Monday, 17 August 2009

White water weekend.

No photo's this time, I did take my camera but was a bit preoccupied to take any pictures. On saturday we put in on the River Tay at Birnam near Dunkeld and paddled down to Meikleour at the confluence of the river Isla. Eck teamed up with Steve Croft in his Prospector, Nicky and Tony Credland (Tenboats) were in a brand spanking new Mad River reflection, while I was solo in the Pack.

It had pored down all night but by the time we started it had stopped and it turned into a fine sunny day. With all the rain the river was high and fast, so we really whizzed along. This section is mostly flat water with just a few little rapids, nothing over grade 1. We stopped for a picnic by a Roman Fort not far from Caputh a really nice spot in the sun.

Nicky, Tony and Eck had to return home but Steve and I camped at Grandtully. Ray came up on sunday. The three of us put in at Kenmore on the banks of Loch Tay. This time I teamed up with Ray in his "Charles River" and Steve paddled solo. The first rapid is under "chinese bridge" by Taymouth castle, a grade 2. The river bends sharply right just after the bridge and we had to be careful to avoid being sweeped into the left bank. Between here and Aberfeldy there were a few easier smaller rapids. We past a whole family of Red-breasted Mergansers but by the time I'd got my camera out we'd spee'd past them; we also saw some Goosanders.

At Aberfeldy there was a nice grade 1 rapid and then for the last mile or so into Gradtully was a string of grade 2's all bouncy and splashy and fun, but never too frighting. We got off the river just above the grade 3 slalom course, in the high water that looked really meaty.

Sunday, 9 August 2009


I haven't been out paddling for a few weeks but I have been out hill walking. As I've been walking I've been collecting anything I find that may act as tinder for starting a fire with a firesteel; Ray Mears style. I've been coming back with pockets full of dry bracken, birch bark, grass, twiggs anything that looks like it will burn easily. So far I've only found three things that catch fire with any degree of reliability. I videod the result, the first one is down from a large thistle head. The second is cotton grass seed heads which was very easy to light but you can't always find cotton grass when you've run out of matches. The third works a treat.

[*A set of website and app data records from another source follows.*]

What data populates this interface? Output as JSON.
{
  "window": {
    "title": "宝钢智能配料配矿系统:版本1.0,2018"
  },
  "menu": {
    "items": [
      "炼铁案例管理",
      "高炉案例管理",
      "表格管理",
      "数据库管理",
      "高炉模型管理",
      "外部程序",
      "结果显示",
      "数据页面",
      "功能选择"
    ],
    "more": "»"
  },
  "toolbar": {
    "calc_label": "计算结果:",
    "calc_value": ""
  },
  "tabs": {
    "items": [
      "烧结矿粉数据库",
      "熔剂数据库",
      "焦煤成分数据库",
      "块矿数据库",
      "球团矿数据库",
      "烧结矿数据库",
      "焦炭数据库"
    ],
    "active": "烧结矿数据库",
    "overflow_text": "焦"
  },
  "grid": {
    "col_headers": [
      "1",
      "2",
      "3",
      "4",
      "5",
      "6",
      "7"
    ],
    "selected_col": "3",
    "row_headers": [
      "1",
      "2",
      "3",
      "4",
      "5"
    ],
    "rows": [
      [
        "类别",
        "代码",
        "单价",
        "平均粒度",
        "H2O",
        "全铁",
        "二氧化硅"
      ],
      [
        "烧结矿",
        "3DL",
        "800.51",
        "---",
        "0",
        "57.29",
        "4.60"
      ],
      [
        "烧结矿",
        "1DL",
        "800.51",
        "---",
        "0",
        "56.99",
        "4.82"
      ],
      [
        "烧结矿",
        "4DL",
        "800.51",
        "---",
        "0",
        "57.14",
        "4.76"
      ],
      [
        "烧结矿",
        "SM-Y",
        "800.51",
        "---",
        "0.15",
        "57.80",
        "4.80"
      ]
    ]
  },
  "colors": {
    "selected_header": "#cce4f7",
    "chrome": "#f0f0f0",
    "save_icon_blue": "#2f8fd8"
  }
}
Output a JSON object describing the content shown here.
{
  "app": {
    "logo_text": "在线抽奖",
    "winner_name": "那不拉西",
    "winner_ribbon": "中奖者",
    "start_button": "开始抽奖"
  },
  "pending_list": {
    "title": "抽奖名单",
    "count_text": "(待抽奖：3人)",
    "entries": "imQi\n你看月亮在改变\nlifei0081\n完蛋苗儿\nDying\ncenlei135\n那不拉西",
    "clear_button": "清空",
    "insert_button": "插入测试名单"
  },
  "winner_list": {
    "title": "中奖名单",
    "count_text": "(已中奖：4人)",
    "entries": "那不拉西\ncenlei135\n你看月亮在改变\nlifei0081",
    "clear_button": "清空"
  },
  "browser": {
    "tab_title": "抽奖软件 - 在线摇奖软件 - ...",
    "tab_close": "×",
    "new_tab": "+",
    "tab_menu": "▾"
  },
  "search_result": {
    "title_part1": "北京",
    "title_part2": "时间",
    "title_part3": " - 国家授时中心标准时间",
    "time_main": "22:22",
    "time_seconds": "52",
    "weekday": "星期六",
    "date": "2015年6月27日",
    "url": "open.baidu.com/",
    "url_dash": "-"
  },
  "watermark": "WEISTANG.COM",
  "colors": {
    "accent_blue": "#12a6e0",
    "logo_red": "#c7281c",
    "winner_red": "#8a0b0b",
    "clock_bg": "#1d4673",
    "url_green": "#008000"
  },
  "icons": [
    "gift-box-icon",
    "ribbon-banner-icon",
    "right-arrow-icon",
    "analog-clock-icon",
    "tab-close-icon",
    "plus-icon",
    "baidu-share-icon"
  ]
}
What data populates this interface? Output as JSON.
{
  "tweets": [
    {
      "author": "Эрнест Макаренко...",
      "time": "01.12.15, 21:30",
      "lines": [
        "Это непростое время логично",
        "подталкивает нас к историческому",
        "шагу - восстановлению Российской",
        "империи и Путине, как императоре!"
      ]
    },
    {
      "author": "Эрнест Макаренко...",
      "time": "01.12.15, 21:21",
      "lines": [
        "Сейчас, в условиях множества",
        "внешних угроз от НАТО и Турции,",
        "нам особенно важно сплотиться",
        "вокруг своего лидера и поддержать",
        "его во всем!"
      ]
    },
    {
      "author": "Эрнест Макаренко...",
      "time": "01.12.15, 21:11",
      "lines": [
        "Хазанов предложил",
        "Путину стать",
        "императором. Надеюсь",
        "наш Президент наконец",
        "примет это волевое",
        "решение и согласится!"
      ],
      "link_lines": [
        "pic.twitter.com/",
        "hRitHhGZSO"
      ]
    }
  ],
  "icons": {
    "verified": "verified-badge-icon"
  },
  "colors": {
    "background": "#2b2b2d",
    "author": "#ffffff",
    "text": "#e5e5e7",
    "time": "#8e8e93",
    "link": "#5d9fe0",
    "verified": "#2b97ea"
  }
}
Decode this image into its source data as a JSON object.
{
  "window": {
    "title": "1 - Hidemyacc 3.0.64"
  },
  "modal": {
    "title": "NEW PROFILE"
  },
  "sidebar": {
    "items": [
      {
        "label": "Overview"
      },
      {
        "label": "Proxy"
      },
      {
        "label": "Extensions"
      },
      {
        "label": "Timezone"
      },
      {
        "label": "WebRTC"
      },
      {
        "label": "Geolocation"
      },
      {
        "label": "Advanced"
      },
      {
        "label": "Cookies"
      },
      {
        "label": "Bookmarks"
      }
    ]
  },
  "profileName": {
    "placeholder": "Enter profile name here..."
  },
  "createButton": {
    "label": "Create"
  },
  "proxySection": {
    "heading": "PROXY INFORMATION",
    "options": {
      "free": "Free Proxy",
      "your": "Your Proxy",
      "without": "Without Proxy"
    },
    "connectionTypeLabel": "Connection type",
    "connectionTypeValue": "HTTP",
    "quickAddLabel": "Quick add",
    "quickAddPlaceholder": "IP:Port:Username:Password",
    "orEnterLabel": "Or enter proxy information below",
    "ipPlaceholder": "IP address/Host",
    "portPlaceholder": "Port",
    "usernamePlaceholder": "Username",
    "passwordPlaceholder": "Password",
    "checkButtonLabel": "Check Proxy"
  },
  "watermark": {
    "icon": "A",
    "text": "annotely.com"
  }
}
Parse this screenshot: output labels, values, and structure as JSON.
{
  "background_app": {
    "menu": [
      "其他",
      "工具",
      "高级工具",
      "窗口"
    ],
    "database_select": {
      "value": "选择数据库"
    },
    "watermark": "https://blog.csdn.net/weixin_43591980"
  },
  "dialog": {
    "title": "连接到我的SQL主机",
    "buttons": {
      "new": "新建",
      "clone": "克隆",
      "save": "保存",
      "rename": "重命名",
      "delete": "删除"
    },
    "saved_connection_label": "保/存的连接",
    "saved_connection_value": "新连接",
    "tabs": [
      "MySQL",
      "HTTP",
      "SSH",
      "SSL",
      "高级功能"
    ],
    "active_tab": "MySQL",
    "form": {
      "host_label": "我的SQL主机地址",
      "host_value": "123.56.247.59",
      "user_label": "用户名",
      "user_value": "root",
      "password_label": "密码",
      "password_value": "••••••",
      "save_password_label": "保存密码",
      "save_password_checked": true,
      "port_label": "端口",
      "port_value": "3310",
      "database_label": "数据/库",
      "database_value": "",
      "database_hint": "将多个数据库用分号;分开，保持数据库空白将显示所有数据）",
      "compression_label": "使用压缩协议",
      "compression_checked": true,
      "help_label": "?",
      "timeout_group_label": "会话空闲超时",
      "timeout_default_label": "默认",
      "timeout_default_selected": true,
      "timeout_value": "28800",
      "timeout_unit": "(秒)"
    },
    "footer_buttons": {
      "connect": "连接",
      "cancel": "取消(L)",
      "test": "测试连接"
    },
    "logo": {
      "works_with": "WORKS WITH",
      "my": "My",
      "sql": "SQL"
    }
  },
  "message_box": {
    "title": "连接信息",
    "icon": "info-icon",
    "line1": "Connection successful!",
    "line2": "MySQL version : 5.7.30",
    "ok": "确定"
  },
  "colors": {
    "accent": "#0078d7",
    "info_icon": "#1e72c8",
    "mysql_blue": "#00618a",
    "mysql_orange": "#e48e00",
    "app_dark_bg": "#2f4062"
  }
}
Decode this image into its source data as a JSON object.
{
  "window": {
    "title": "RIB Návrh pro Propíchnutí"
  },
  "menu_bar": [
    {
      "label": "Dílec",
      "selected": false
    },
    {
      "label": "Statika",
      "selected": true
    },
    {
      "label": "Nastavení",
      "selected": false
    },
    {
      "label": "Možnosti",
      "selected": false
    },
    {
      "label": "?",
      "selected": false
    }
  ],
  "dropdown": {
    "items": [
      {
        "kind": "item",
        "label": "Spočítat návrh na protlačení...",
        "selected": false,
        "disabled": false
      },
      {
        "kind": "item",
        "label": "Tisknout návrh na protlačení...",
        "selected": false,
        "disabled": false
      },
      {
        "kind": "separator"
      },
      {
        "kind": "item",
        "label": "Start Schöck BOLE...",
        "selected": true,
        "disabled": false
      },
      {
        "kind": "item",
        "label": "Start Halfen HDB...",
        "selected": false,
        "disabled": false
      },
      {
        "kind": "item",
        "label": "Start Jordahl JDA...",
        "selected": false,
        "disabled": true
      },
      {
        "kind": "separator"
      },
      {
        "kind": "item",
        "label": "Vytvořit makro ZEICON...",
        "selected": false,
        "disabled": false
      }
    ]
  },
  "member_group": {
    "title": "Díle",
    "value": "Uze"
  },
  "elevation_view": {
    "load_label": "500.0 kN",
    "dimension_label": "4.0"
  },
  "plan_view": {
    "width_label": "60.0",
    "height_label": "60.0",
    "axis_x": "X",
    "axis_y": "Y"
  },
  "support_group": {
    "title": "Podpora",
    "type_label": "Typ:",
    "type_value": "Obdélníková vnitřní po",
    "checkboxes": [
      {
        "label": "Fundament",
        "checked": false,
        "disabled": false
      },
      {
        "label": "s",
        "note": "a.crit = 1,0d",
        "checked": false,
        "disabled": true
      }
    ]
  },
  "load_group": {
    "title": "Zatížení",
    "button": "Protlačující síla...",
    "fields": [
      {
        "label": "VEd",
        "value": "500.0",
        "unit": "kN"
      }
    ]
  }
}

So, the conclusion of this little experiment is to always have plenty of fuel and keep your matches in a dry place when you head into the great outdoors. Because all this bush craft milarky just isn't gonna save you.